Run-D.M.C. is synonymous with hip-hop, and, appropriately, Ro's look at the pioneering, influential band's history plays like a history of the genre. Drawing on interviews with many of rap's biggest names, Ro (Have Gun Will Travel) charts the rise and fall of Run (Joe Simmons, younger brother of impresario and Def Jam co-founder Russell Simmons), D.M.C (Darryl McDaniels) and Jam Master Jay (Jason Mizell). Hailing from middle-class Hollis, Queens, Run-D.M.C were the first to blend rock and rap, a formula that took them to the top of the pop music charts in the mid-1980s and early '90s. The book's supporting cast includes L.L. Cool J (who had an intense rivalry with Run), the Beastie Boys, Def Jam co-founder and producer Rick Rubin, and Aerosmith, who embraced Run-D.M.C and their 1986 remake of the chart-topping single "Walk This Way." Success, however, was fleeting, owing to bad record deals, lawsuits, alcoholism, meandering film projects and a rape charge pinned on Run (he later found God, to the skepticism of some close friends). Tragedy reigns, however, as the story opens and closes with the unsolved murder of Jam Master Jay in his Queens studio in 2002. Agent, Robert Guinsler. (Nov.) Copyright 2005 Reed Business Information.

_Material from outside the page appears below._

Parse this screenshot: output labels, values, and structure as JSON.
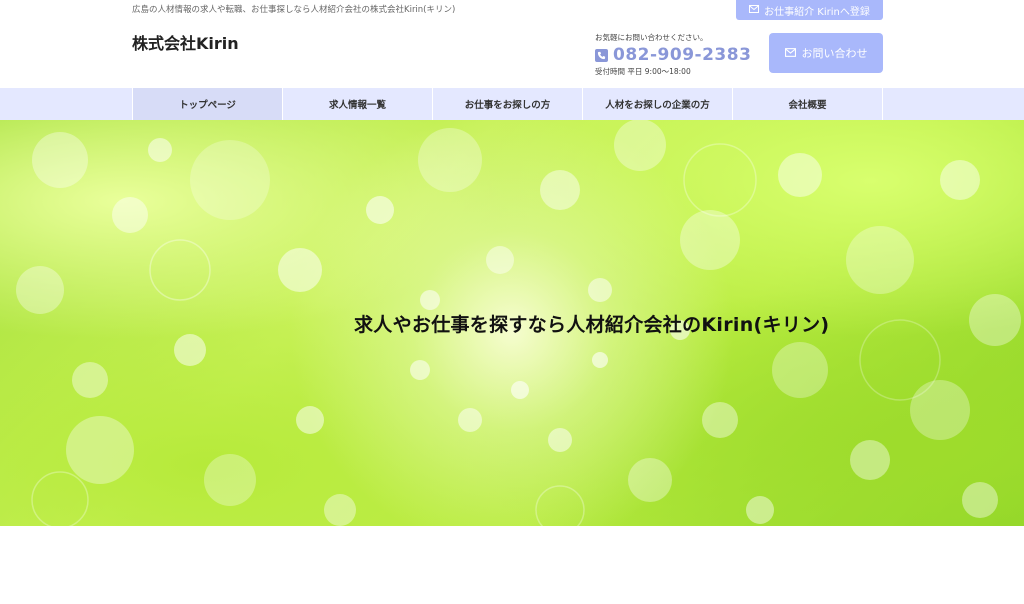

Music journalist Ro (Have Gun Will Travel: The Spectacular Rise and Violent Fall of Death Row Records) chronicles the influential hip-hop group Run-D.M.C., from its formative years in Hollis, Queens, NY, to its massive success in the 1980s to the tragic death of DJ Jam Master Jay in 2002. Though the stories are interesting-witness, for instance, Run-D.M.C. battle-rapping a young L.L. Cool J backstage during the Raising Hell tour-it's often hard to tell if the anecdotes are made up of skillfully pieced-together facts or hyperbole that borders on fiction. While the information coming from group members and their associates feels legitimate, quoted conversations from 20 years ago are a little suspicious, if not totally whack. Ro, too, fails to follow up on Jay's murder, a tantalizing subject he introduces in Chapter 1, but perhaps that's for another book. Regardless, Raising Hell proves its cultural worth by illustrating how hip-hop as a genre evolved alongside Run-D.M.C.'s career; Ro reminds readers that without Run-D.M.C. or producer Rick Rubin, Eminem and 50 Cent might today be irrelevant. Recommended for libraries with substantial music collections.-Robert Morast, Argus Leader, Sioux Falls, SD Copyright 2005 Reed Business Information.
The rise of the Kings of Rock, and how they did everything wrong. Hip-hop pioneers Run-D.M.C. were a trio of kids from Queens who came together in the late 1970s under the tutelage of party promoter Russell Simmons, whose younger brother Joe was an up-and-coming M.C. at the club events and parties where the new style of music was gestating. The fiercely sparse beats laid down by DJ Jam Master Jay (whose still-unsolved 2002 recording-studio murder bookends the narrative), and the combative rapping of Run and D.M.C., took some time to catch on with an audience used to the more melodic flow of the Sugar Hill Gang. But once it did, Run-D.M.C. quickly became the first superstars of the new genre. As told by Ro (Tales to Astonish, 2004, etc.), the combination at first seemed unbeatable: Simmons handled the business and marketing end, while long-haired metal-head (and future A-list producer) Rick Rubin helped the group craft their sound. It's a short, happy period in the book, with hits like "My Adidas," "King of Rock" and their rock-rap smash with Aerosmith, "Walk This Way" (credited with bringing hip-hop to the masses), helping the group rack up first after first: first hip-hop group on American Bandstand, first hip-hop platinum album and so on. But while Run-D.M.C. helped create the first big wave of hip-hop, greatly influencing the Beastie Boys and Public Enemy, a combination of bad management and lousy decisions fueled by binge drinking ensured that their time in the sun wouldn't last long. Their decline is chronicled here in sad, lengthy detail. The author doesn't let his obvious affection for these men get in the way of telling the real story in boldly dramatic strokes. A cautionary taleon the fate of cultural revolutionaries: grim, but rewarding. Film rights optioned to Leonardo DiCaprio's Appian Way
Will enthrall both pop sociologists and armchair thrill seekers.
A definitive book.
The read of the year.
[Ro] pulls no punches in a work of nonfiction that reads like a novel.
As gory as a car wreck that we are unable to turn away from.
A revelatory (and titillating) page-turner for fans and the uninitiated alike.
Brilliant reporting...Hip-hop fans of all ages will delight in this gripping tale of sex, drugs, and rock n’rap.